Wednesday, October 24, 2012

So I attended Barcamp PhnomPenh 2012

Barcamp Phnom Penh 2012 was organized in September. The blog post wasn't published until now because its owner was busy cranking the code and .. lazy for the rest of the time.

So I attended BarcampPhnomPenh 2012. The main purpose was simple because many dudes in my company made it last year but I didn't and it sounded like they had real fun there. The other purpose was to employ an Cambodian geek, because we are having a project with a major ISP of Cambodia and it is nice to have someone on-site. And in general, I always welcome diversity in my team.

A Vietnamese at Cambodia

My friends described their experience at the previous Barcamp as "just like celebrities". Cambodian loved to take photos with them and treated them really nice. From what we were taught about the Cambodian-Vietnamese war, starting from 25 December 1978, the communism government of Vietnam erased Khmer Rogue's Democratic Kampuchea. And as Khmer Rogue is described as such a rotten government, responsible for death of million Khmer citizens and the trials to judge its leaders occurred till a few years ago; the act of Vietnamese government seems to be a pretty good thing, doesn't it? Given that piece of historical knowledge, I found the nice treatment my friends received understandable. 

However the same treatment didn't happen to me :) It wasn't not nice, not at all, the Cambodian we met were friendly to us as to any random foreigners. Just that I was curious about the difference in my friends' description and my experience. After reading this article, I was glad that we were treated well as any other foreigners. Vietnam and Cambodia have a long lasting political relationship, and no matter how do I look at it, it is completely a  ugly mess. Under certain aspects, the relationship is similar to that between Vietnam and China. The idea of celebrity Vietnamese was erased from my mind shortly.

Meet local people, for real

The Facebook stream of the BarcampPP page was very lively. I took it as a reflection of a healthy community. Turned out, I was not really impressed by the quality of the people I met there, technically. I had two talks, one about advanced JavaScript, the other about entrepreneurship. Despite some tiny incidents such as the organizers misinterpreted the word "entrepreneur" and tried helping by changing it to "enterprise" or I had to load my slides using a 3G dongle, I think I did some good speeches and made the message clean. However, the developers attending the JS talk didn't know JavaScript. They seemed to be familiar with C/C++, pretty old-school and low level stuff. And they barely spoke, so no discussion was generated. The entrepreneurs in the second talk were a bit more talkative, but they were not really into sharing their thinking, ideas and resources. Somehow I had a feeling that few people there actually were carrying out their plan. Anyway, as there was a big language barrier, any judgment is hardly justified.

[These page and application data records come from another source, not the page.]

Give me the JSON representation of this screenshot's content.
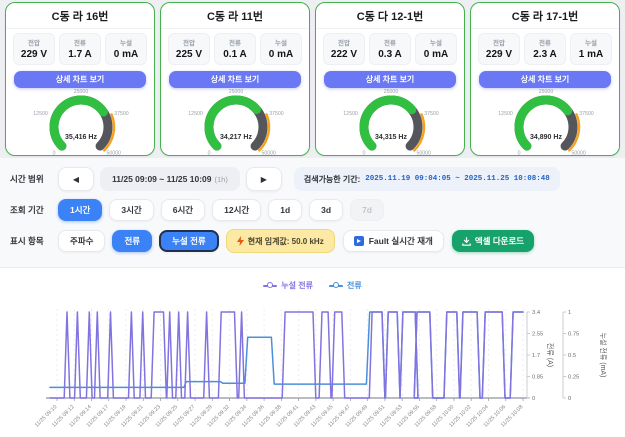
{
  "cards": [
    {
      "title": "C동 라 16번",
      "stats": [
        {
          "label": "전압",
          "value": "229 V"
        },
        {
          "label": "전류",
          "value": "1.7 A"
        },
        {
          "label": "누설",
          "value": "0 mA"
        }
      ],
      "button": "상세 차트 보기",
      "gauge": {
        "value": 35416,
        "min": 0,
        "max": 50000,
        "display": "35,416 Hz",
        "ticks": [
          "0",
          "12500",
          "25000",
          "37500",
          "50000"
        ]
      }
    },
    {
      "title": "C동 라 11번",
      "stats": [
        {
          "label": "전압",
          "value": "225 V"
        },
        {
          "label": "전류",
          "value": "0.1 A"
        },
        {
          "label": "누설",
          "value": "0 mA"
        }
      ],
      "button": "상세 차트 보기",
      "gauge": {
        "value": 34217,
        "min": 0,
        "max": 50000,
        "display": "34,217 Hz",
        "ticks": [
          "0",
          "12500",
          "25000",
          "37500",
          "50000"
        ]
      }
    },
    {
      "title": "C동 다 12-1번",
      "stats": [
        {
          "label": "전압",
          "value": "222 V"
        },
        {
          "label": "전류",
          "value": "0.3 A"
        },
        {
          "label": "누설",
          "value": "0 mA"
        }
      ],
      "button": "상세 차트 보기",
      "gauge": {
        "value": 34315,
        "min": 0,
        "max": 50000,
        "display": "34,315 Hz",
        "ticks": [
          "0",
          "12500",
          "25000",
          "37500",
          "50000"
        ]
      }
    },
    {
      "title": "C동 라 17-1번",
      "stats": [
        {
          "label": "전압",
          "value": "229 V"
        },
        {
          "label": "전류",
          "value": "2.3 A"
        },
        {
          "label": "누설",
          "value": "1 mA"
        }
      ],
      "button": "상세 차트 보기",
      "gauge": {
        "value": 34890,
        "min": 0,
        "max": 50000,
        "display": "34,890 Hz",
        "ticks": [
          "0",
          "12500",
          "25000",
          "37500",
          "50000"
        ]
      }
    }
  ],
  "controls": {
    "time_range": {
      "label": "시간 범위",
      "prev_icon": "◀",
      "next_icon": "▶",
      "range": "11/25 09:09 ~ 11/25 10:09",
      "range_suffix": "(1h)",
      "available_label": "검색가능한 기간:",
      "available_value": "2025.11.19 09:04:05 ~ 2025.11.25 10:08:48"
    },
    "period": {
      "label": "조회 기간",
      "options": [
        {
          "label": "1시간",
          "state": "active"
        },
        {
          "label": "3시간",
          "state": "normal"
        },
        {
          "label": "6시간",
          "state": "normal"
        },
        {
          "label": "12시간",
          "state": "normal"
        },
        {
          "label": "1d",
          "state": "normal"
        },
        {
          "label": "3d",
          "state": "normal"
        },
        {
          "label": "7d",
          "state": "disabled"
        }
      ]
    },
    "display": {
      "label": "표시 항목",
      "options": [
        {
          "label": "주파수",
          "state": "normal"
        },
        {
          "label": "전류",
          "state": "active"
        },
        {
          "label": "누설 전류",
          "state": "active-outlined"
        }
      ],
      "threshold_text": "현재 임계값: 50.0 kHz",
      "fault_text": "Fault 실시간 재개",
      "excel_text": "엑셀 다운로드"
    }
  },
  "chart_data": {
    "type": "line",
    "legend": [
      {
        "name": "누설 전류",
        "color": "#8173e0"
      },
      {
        "name": "전류",
        "color": "#4a90d9"
      }
    ],
    "x_range": [
      "11/25 09:09",
      "11/25 10:09"
    ],
    "x_ticks": [
      "11/25 09:10",
      "11/25 09:12",
      "11/25 09:14",
      "11/25 09:17",
      "11/25 09:19",
      "11/25 09:21",
      "11/25 09:23",
      "11/25 09:25",
      "11/25 09:27",
      "11/25 09:29",
      "11/25 09:32",
      "11/25 09:34",
      "11/25 09:36",
      "11/25 09:38",
      "11/25 09:41",
      "11/25 09:43",
      "11/25 09:45",
      "11/25 09:47",
      "11/25 09:49",
      "11/25 09:51",
      "11/25 09:53",
      "11/25 09:56",
      "11/25 09:58",
      "11/25 10:00",
      "11/25 10:02",
      "11/25 10:04",
      "11/25 10:06",
      "11/25 10:08"
    ],
    "y_axis_right_inner": {
      "name": "전류 (A)",
      "ticks": [
        0,
        0.85,
        1.7,
        2.55,
        3.4
      ],
      "max": 3.4
    },
    "y_axis_right_outer": {
      "name": "누설 전류 (mA)",
      "ticks": [
        0,
        0.25,
        0.5,
        0.75,
        1
      ],
      "max": 1
    },
    "series": [
      {
        "name": "누설 전류",
        "unit": "mA",
        "color": "#8173e0",
        "amplitude": 1,
        "ramp": 0.006,
        "pulses": [
          [
            0.036,
            0.036
          ],
          [
            0.058,
            0.058
          ],
          [
            0.083,
            0.083
          ],
          [
            0.1,
            0.1
          ],
          [
            0.128,
            0.128
          ],
          [
            0.172,
            0.172
          ],
          [
            0.196,
            0.196
          ],
          [
            0.22,
            0.24
          ],
          [
            0.253,
            0.253
          ],
          [
            0.272,
            0.272
          ],
          [
            0.291,
            0.291
          ],
          [
            0.331,
            0.331
          ],
          [
            0.362,
            0.39
          ],
          [
            0.405,
            0.405
          ],
          [
            0.497,
            0.556
          ],
          [
            0.575,
            0.588
          ],
          [
            0.602,
            0.617
          ],
          [
            0.681,
            0.702
          ],
          [
            0.715,
            0.734
          ],
          [
            0.746,
            0.772
          ],
          [
            0.776,
            0.803
          ],
          [
            0.839,
            0.86
          ],
          [
            0.873,
            0.903
          ],
          [
            0.92,
            0.956
          ],
          [
            0.979,
            1.0
          ]
        ]
      },
      {
        "name": "전류",
        "unit": "A",
        "color": "#4a90d9",
        "max": 3.4,
        "points": [
          [
            0,
            0.42
          ],
          [
            0.283,
            0.42
          ],
          [
            0.288,
            0.65
          ],
          [
            0.36,
            0.65
          ],
          [
            0.366,
            0.58
          ],
          [
            0.412,
            0.58
          ],
          [
            0.418,
            2.4
          ],
          [
            0.468,
            2.4
          ],
          [
            0.474,
            0.55
          ],
          [
            0.669,
            0.55
          ],
          [
            0.676,
            3.4
          ],
          [
            0.702,
            3.4
          ],
          [
            0.708,
            0
          ]
        ],
        "follow_from": 0.71,
        "follow_amplitude": 3.4
      }
    ]
  }
}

Another mismatch, not only at Barcamp PP but also Barcamp Saigon, is the expectation of the organizers and mine. I want to meet brilliant people and listen to astonishing speeches, learn from them and share the knowledge. The size doesn't matter, as long as good discussion can be found. But the organizers aimed at a large event, with thousands of people (it must be 1k+ attendants in the first day). Most were students, who didn't know many things nor know one thing well. And the sharing spirit was definitely lacking. It was more like lecturing (I'd not even call it educating because there were limited communication from the two sides).

A glare at Cambodia-Vietnam economy

Despite of its rapid growth in recent years, Cambodian economy is still relatively weak compared with most neighbouring countries. The shadow of uncontrolled inflation in the past is still haunting the country. Although Cambodia official currency is the Reil, the sign of dollarization is strong here. USD is used widely for all kind of transactions. Outside of Phnom Penh, VND and Baht are used at areas close to the border crossings.

A prospective and well-paid career in another country has always been interesting to me. At the very least, it is a great travelling experience. I had high hope that many other young Cambodian share the same idea. We placed our posters at the job board, and I had already had two talks (about technology and economy) but that didn't make a clean hit. Thinking that we could explicitly raise the interest of the attendants about a career in one of the most dynamic city in South East Asia, my colleagues presented the last talk of us in the event, "Job opportunities in Vietnam". Any nothing has ever surprised me like what happened there. Before any talk was made, few people showed up in the room, and 70% of them are expats living in both Cambodia and Vietnam. It wasn't because of the bad speech, nor useless information, the people just actually had little interest in working in Vietnam. And at that point, perhaps you might also have realized, all my expectations at the beginning of this trip failed desperately. 


There is no conclusion. I am glad that I came to Cambodia. That gave me a chance to feel the country by my own senses rather than having my mind stuffed up with pre-judges and stereo-type thinking. I'm glad that once again I am reminded about how big the world is and how much left out there to learn.